Wednesday, January 18, 2012

Nothing is simple, is it?

For centuries, coal mining in mountainous terrain, such as Appalachia, has been done under ground. This underground mining has left a legacy of death, broken bodies, and disease from accidents and working conditions. Yet, there never has been a shortage of miners available to do the work and the nation has grown on the energy supplied by coal.

In about the 1930s in the U.S., surface mining started to become widespread. It was called "strip mining" in Appalachia, because it stripped away the soil overlying the coal (overburden) or "contour mining" because it followed the contour of a mountain, cutting away as much overburden as was economical. The health and safety impacts to workers were much less than with underground mining, but the adverse effects above-ground on vegetation, water, wildlife, and the health of nearby residents were greatly increased. States began to pass laws to regulate surface mining, but they largely were ineffective for multiple reasons, not the least of which concerned state revenues, votes, and general economic issues. Following extensive growth in surface mining, the U.S. Congress passed the Surface Mining Control and Reclamation Act of 1977 that sought to bring order to surface mining and reduce adverse effects, while allowing for the continued production of coal.

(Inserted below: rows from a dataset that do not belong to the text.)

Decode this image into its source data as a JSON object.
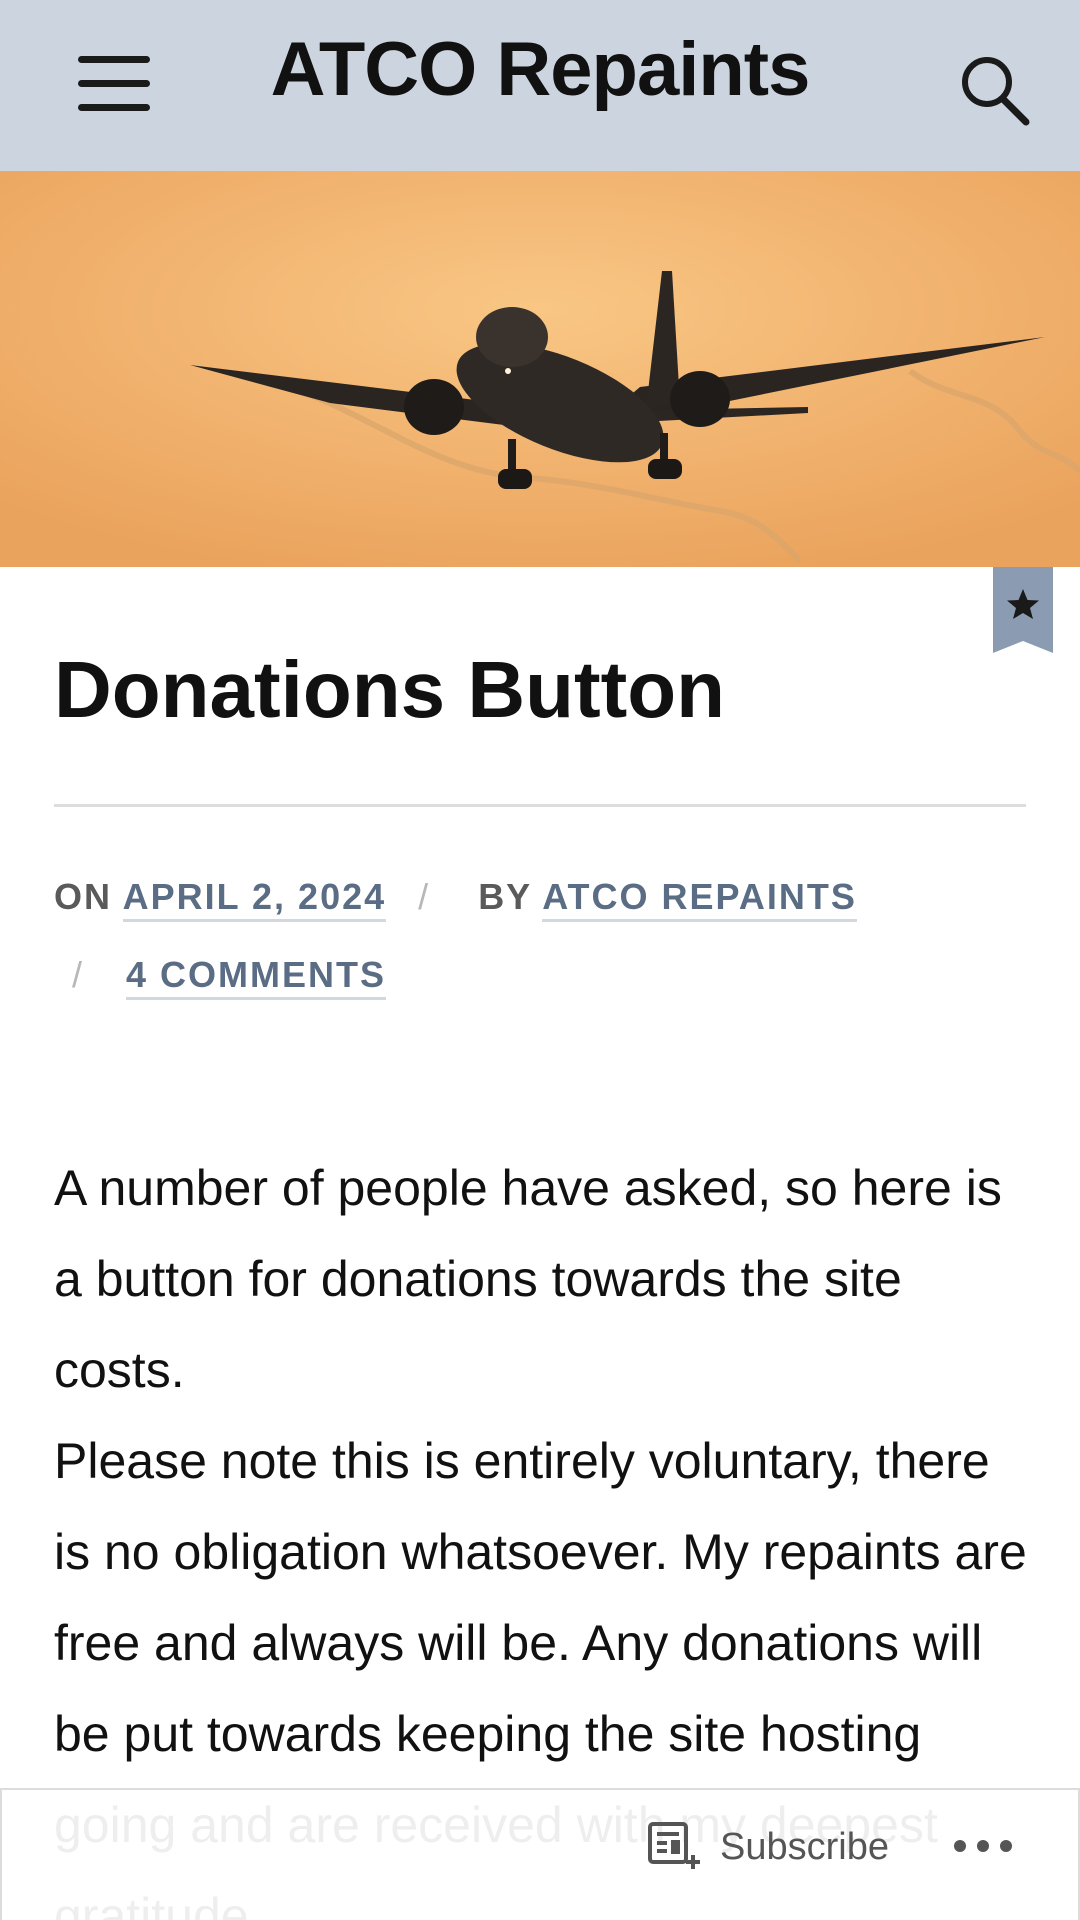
{
  "header": {
    "site_title": "ATCO Repaints",
    "menu_icon": "hamburger-menu-icon",
    "search_icon": "search-icon",
    "background": "#ccd5df"
  },
  "hero": {
    "image": "airliner-landing-sunset-photo"
  },
  "bookmark": {
    "icon": "star-icon",
    "color": "#8a9bb2"
  },
  "post": {
    "title": "Donations Button",
    "meta": {
      "on_label": "ON",
      "date": "APRIL 2, 2024",
      "separator": "/",
      "by_label": "BY",
      "author": "ATCO REPAINTS",
      "comments": "4 COMMENTS"
    },
    "paragraphs": [
      "A number of people have asked, so here is a button for donations towards the site costs.",
      "Please note this is entirely voluntary, there is no obligation whatsoever. My repaints are free and always will be. Any donations will be put towards keeping the site hosting going and are received with my deepest gratitude."
    ],
    "link_color": "#5b6c85"
  },
  "action_bar": {
    "subscribe_label": "Subscribe",
    "subscribe_icon": "subscribe-reader-icon",
    "more_icon": "more-options-icon"
  }
}
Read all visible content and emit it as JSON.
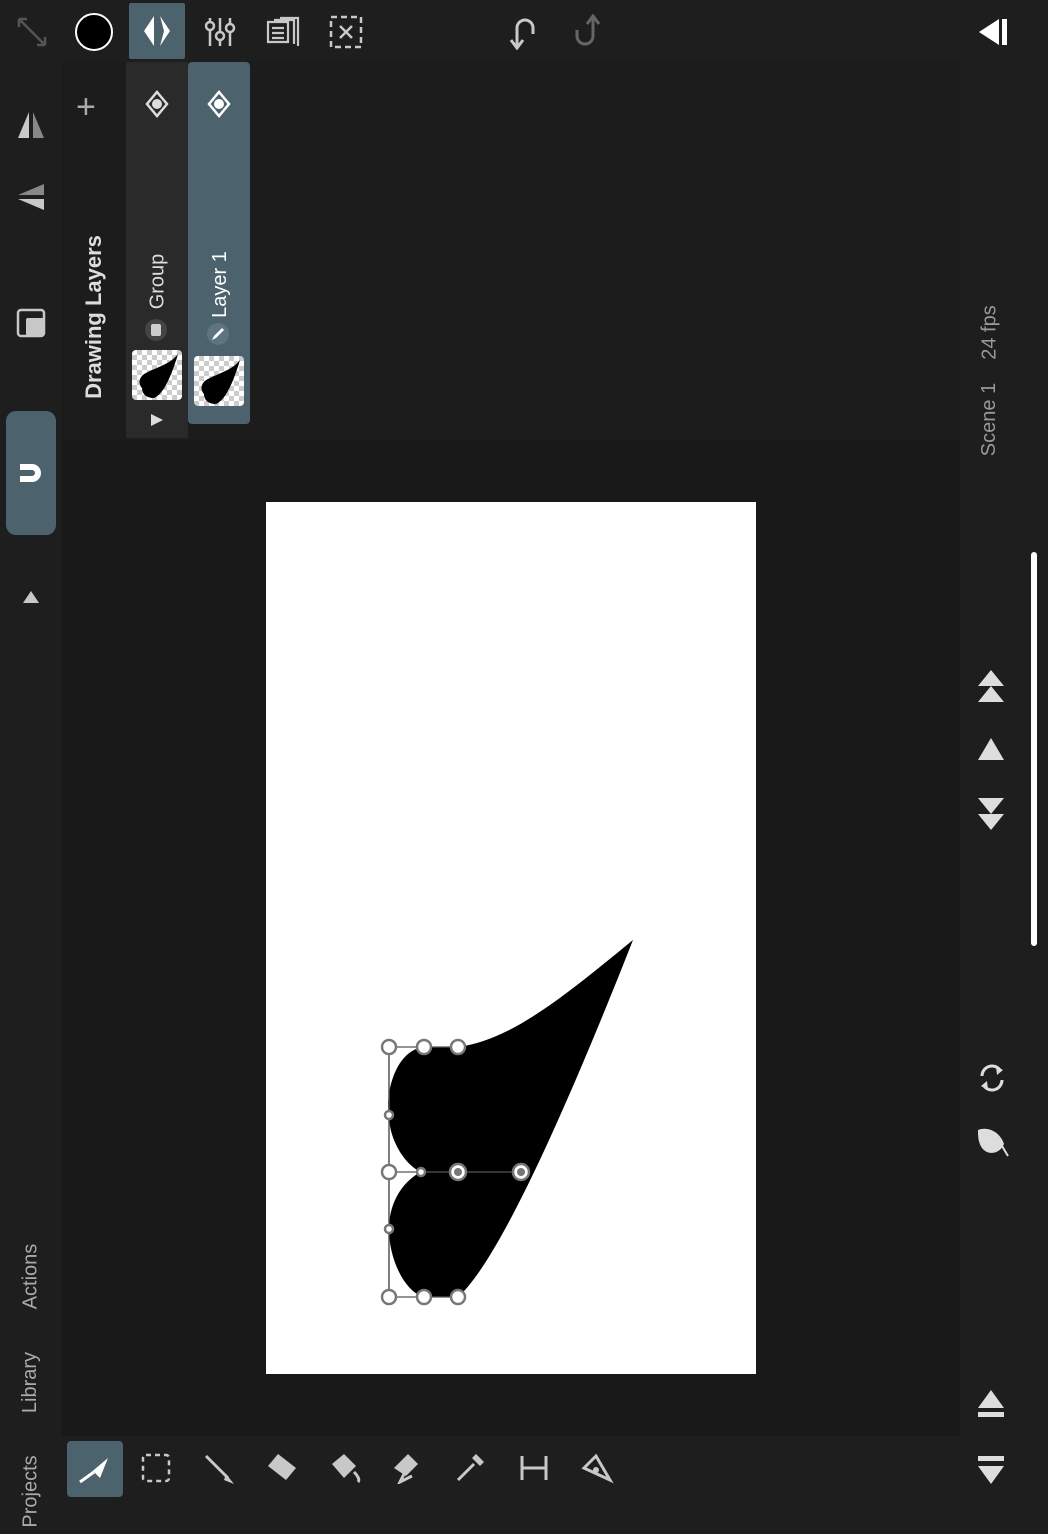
{
  "app": {
    "accent": "#4c626d",
    "background": "#1e1e1e",
    "paper": "#ffffff"
  },
  "toolbar": {
    "icons": [
      "expand-icon",
      "color-swatch",
      "layers-icon",
      "adjust-icon",
      "onion-icon",
      "clear-selection-icon",
      "undo-icon",
      "redo-icon",
      "collapse-panel-icon"
    ],
    "color_swatch": "#000000"
  },
  "layers": {
    "title": "Drawing Layers",
    "add_label": "+",
    "items": [
      {
        "name": "Group",
        "type": "group"
      },
      {
        "name": "Layer 1",
        "type": "layer",
        "selected": true
      }
    ]
  },
  "side": {
    "scene": "Scene 1",
    "fps": "24 fps",
    "bottom_tabs": [
      "Actions",
      "Library",
      "Projects"
    ]
  },
  "bottom_tools": [
    "transform-tool",
    "select-tool",
    "brush-tool",
    "eraser-tool",
    "fill-tool",
    "smudge-tool",
    "eyedropper-tool",
    "ruler-tool",
    "pen-tool"
  ]
}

Among the provisions of SMCRA, as it became known, was a requirement that strip mines be reclaimed as mining progressed, with the surface being restored to "approximate original contour." That latter provision proved to be popular with environmental, recreation, and aesthetic interests. It was problematic for municipalities and developers, who were seeking more land on which homes and business could be built. Many sought waivers from the regulations so that individual projects could be carried out, which brings us to what this posting is all about.

Coming out of Pikeville, KY, on a trip to Gilbert, WV, a few years ago I saw a house for sale that appeared to be sitting on a strip bench (the floor of a strip mine after the coal has been removed). Behind it was a high wall, which is the feature the "approximate original contour" provision of SMCRA sought to eliminate. High walls are inherently unstable, subject to erosion, falling rocks, and even partial collapse. They're extremely dangerous places to be under, and yet here was a very nice new home being offered for sale in precisely that spot. Would a family with small children buy it?

The house seemed to be part of a development being built on an active strip mine. Construction appeared to be the "reclamation" required while the mine is being advanced around the mountain.

Some were already occupied and their Christmas decorations were going up. Further up the road, we saw that the local high school also was built on mined land.

We stayed in a hotel in Pikeville two nights on that trip and got to drive around the city some. I have to admit that suitable land on which to build was in short supply, and using mined land certainly looked like a plausible option. Yet, I wonder. Could the building of houses on a strip bench simply be an inexpensive way to avoid the costs of reclamation?

1 comment:

  1. The mountain top removal is even worse... that gash in the earth (in your photos) is irresponsible don't you think?